Book Review: Anna and the French Kiss


Before anything else, it is important to know that the title does not do the book any justice. So if you can get past judging a book by its cover or its title, you may be able to see that the story is not as shallow as it may seem.

Of course, it is exactly what you envision in a teenage romance. A stereotypical situation where girl falls in love with boy and has a happily ever after, but you should be able to forgive the corniness of it once you understand its true essence. It is just a feel-good book. And as much as I love all of my dramas and tragedies, a good uplifting book is necessary every once in a while.

It follows Anna Oliphant, a high school senior and avid film fanatic, during her senior year at the School of America in Paris. She meets an eclectic group of friends and instantly hits if off with Etienne St. Clair, the unbelievably charismatic and all around well-liked, golden boy of the campus. Through a series of life-changing events that happen in the book, they end up growing closer, making the definition of their relationship more and more unclear. Anna then has to decide if her one year in Paris was going to be a year wasted, or if it could turn into something more for her future.

Though each character comes from a background of privilege and rich parents, you realize that they deal with problems with their families, relationships, and futures just like any other teenagers—they just live in a much better city and go to a much better school. Perkins’s incorporation of Paris, the city of light and love itself,  is so vivid and lively that it makes you envy the characters because while they are surrounded by beautiful scenery and have the most amazing experiences, you are still stuck at home reading about it.

The dynamic of all of the characters with all of their sarcastic remarks and banter, make them loveable, and leave you wanting more.
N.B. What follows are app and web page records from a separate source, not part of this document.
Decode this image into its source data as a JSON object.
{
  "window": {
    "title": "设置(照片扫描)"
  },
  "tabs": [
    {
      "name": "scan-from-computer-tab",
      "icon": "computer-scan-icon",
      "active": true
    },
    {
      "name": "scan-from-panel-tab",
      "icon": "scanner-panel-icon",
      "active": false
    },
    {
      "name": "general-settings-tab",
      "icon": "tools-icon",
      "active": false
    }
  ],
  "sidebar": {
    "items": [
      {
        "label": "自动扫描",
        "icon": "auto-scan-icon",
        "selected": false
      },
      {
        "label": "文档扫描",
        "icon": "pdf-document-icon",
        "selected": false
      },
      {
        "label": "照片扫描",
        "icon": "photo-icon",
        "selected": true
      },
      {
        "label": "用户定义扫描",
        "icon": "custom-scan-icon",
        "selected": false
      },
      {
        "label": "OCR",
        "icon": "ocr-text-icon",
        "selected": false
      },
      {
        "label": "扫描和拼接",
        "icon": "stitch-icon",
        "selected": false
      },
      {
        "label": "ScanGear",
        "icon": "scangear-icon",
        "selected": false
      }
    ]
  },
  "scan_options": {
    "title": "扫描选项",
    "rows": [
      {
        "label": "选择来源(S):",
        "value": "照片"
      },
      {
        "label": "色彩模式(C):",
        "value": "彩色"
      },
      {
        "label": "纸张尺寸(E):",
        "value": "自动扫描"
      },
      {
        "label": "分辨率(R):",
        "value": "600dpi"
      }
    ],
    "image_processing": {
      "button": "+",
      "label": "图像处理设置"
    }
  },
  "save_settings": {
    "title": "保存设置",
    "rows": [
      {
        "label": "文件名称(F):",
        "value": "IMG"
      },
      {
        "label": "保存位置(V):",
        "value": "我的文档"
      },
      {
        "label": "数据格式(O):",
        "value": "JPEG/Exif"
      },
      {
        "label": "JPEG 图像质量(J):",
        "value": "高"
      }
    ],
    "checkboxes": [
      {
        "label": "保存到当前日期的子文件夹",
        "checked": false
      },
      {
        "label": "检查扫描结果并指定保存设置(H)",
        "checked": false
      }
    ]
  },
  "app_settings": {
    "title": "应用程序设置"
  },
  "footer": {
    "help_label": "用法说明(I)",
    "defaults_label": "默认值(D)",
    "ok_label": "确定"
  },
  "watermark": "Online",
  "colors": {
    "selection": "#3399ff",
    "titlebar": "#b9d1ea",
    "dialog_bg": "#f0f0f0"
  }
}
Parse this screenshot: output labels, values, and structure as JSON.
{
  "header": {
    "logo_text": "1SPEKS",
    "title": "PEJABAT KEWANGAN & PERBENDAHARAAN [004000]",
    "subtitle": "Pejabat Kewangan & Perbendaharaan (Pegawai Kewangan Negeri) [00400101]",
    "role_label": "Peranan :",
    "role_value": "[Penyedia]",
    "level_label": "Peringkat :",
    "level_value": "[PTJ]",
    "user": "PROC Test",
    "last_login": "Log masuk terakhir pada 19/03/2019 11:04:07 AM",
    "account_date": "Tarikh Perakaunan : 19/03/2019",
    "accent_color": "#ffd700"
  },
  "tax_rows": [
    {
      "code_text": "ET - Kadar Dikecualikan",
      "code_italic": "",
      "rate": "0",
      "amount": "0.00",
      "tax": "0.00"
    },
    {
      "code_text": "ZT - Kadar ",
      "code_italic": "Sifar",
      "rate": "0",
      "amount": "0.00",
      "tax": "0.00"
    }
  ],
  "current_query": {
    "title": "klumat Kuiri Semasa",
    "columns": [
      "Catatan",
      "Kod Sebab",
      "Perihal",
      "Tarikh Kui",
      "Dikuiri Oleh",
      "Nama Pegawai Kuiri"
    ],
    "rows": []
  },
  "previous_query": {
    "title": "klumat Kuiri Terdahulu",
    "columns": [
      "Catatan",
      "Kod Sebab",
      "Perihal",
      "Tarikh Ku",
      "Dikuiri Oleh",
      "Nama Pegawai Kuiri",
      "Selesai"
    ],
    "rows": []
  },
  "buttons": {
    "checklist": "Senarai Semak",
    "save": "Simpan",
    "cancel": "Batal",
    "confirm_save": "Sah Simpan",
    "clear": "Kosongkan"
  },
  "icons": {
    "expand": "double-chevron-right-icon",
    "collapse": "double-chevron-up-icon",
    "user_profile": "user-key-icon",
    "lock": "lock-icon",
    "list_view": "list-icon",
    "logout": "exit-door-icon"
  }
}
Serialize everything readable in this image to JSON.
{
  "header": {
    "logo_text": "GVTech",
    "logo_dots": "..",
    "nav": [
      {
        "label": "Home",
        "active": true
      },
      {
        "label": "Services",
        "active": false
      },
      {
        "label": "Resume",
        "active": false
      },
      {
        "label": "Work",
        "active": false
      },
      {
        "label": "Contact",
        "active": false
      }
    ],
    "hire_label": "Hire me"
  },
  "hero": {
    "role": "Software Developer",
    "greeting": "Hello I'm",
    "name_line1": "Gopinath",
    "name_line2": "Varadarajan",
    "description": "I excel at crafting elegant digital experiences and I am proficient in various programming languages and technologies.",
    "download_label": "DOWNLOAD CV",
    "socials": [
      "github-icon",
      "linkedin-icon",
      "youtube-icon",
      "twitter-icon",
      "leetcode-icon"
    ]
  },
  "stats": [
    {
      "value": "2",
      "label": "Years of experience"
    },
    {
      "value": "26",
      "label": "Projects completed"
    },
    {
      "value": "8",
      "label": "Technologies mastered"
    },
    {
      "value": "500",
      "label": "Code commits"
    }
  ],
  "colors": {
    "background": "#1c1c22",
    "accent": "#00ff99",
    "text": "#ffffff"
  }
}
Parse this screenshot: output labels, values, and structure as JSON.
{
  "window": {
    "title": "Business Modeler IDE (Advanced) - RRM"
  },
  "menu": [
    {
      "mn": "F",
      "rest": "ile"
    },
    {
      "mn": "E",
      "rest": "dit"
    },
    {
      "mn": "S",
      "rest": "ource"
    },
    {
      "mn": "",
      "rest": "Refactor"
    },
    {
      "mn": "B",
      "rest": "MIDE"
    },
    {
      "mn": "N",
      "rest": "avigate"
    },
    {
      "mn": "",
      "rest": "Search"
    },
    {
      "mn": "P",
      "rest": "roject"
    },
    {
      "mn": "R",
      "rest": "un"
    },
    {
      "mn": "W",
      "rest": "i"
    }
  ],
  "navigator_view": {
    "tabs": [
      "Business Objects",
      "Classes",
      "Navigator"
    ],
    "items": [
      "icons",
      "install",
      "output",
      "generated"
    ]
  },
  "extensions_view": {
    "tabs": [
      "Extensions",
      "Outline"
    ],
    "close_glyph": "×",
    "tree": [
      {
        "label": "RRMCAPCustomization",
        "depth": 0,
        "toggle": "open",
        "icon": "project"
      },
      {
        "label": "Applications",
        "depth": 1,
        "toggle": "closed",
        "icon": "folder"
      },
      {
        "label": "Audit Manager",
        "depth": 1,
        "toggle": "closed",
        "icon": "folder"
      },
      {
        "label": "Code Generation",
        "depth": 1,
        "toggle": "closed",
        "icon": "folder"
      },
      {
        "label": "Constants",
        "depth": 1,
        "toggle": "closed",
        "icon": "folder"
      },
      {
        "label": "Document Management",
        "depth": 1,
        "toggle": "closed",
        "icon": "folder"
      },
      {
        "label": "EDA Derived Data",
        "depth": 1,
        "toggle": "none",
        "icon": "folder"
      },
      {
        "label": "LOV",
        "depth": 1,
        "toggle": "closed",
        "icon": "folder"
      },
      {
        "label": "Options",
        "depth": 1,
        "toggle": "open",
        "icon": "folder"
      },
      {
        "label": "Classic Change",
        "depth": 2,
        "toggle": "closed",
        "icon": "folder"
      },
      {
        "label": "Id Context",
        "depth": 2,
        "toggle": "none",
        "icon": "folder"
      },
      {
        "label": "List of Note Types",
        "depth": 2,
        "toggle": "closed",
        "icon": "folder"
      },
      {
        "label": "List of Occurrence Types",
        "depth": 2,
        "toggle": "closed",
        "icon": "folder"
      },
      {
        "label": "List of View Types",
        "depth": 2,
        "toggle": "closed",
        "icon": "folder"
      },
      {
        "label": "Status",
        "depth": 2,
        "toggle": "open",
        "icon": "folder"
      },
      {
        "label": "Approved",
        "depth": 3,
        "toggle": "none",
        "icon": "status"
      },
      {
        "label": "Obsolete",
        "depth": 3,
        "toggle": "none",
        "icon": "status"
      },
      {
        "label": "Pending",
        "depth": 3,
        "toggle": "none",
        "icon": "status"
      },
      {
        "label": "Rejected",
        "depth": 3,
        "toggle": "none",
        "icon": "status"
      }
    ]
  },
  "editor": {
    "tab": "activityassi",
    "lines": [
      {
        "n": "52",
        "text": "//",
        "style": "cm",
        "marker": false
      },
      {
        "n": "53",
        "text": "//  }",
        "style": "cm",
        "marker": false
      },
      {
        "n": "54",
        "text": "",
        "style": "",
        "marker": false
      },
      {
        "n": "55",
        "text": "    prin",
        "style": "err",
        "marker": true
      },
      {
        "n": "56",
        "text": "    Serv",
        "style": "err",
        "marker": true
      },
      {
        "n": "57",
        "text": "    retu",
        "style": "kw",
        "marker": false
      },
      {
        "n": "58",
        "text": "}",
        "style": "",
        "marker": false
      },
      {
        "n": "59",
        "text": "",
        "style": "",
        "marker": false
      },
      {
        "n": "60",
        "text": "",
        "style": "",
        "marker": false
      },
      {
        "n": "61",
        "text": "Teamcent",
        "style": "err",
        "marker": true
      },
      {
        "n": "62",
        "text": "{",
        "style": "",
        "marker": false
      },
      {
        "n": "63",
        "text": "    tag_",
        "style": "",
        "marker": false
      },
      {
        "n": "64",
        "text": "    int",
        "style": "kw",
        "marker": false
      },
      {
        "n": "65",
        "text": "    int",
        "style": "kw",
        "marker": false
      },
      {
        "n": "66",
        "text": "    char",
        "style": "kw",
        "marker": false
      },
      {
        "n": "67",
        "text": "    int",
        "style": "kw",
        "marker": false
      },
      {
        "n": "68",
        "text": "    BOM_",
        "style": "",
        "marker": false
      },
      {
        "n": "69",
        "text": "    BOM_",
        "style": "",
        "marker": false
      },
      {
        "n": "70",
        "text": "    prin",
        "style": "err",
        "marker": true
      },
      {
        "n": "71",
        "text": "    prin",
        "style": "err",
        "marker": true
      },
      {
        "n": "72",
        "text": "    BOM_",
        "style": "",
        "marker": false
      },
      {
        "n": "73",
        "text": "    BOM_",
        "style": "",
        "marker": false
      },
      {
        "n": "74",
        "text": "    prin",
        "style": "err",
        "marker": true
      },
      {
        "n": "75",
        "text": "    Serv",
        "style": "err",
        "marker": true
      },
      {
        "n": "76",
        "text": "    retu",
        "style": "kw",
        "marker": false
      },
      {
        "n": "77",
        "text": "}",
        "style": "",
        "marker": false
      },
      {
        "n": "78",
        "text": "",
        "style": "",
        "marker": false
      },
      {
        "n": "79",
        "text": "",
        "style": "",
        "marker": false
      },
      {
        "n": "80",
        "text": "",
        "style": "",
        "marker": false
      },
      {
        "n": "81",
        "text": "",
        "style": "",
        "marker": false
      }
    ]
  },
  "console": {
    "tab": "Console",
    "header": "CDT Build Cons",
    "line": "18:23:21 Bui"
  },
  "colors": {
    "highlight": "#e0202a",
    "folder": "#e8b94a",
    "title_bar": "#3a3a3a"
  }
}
Luckily for you, Perkins has also written two companion novels, “Lola and the Boy Next Door” and “Isla and the Happily Ever After”, where some of the major characters make cameos. If you are looking for a deep, philosophical, life-changing book, this is probably not the book for you. However, if you just want a light, easy read to give you a little pick-me-up, “Anna and the French Kiss” would do it.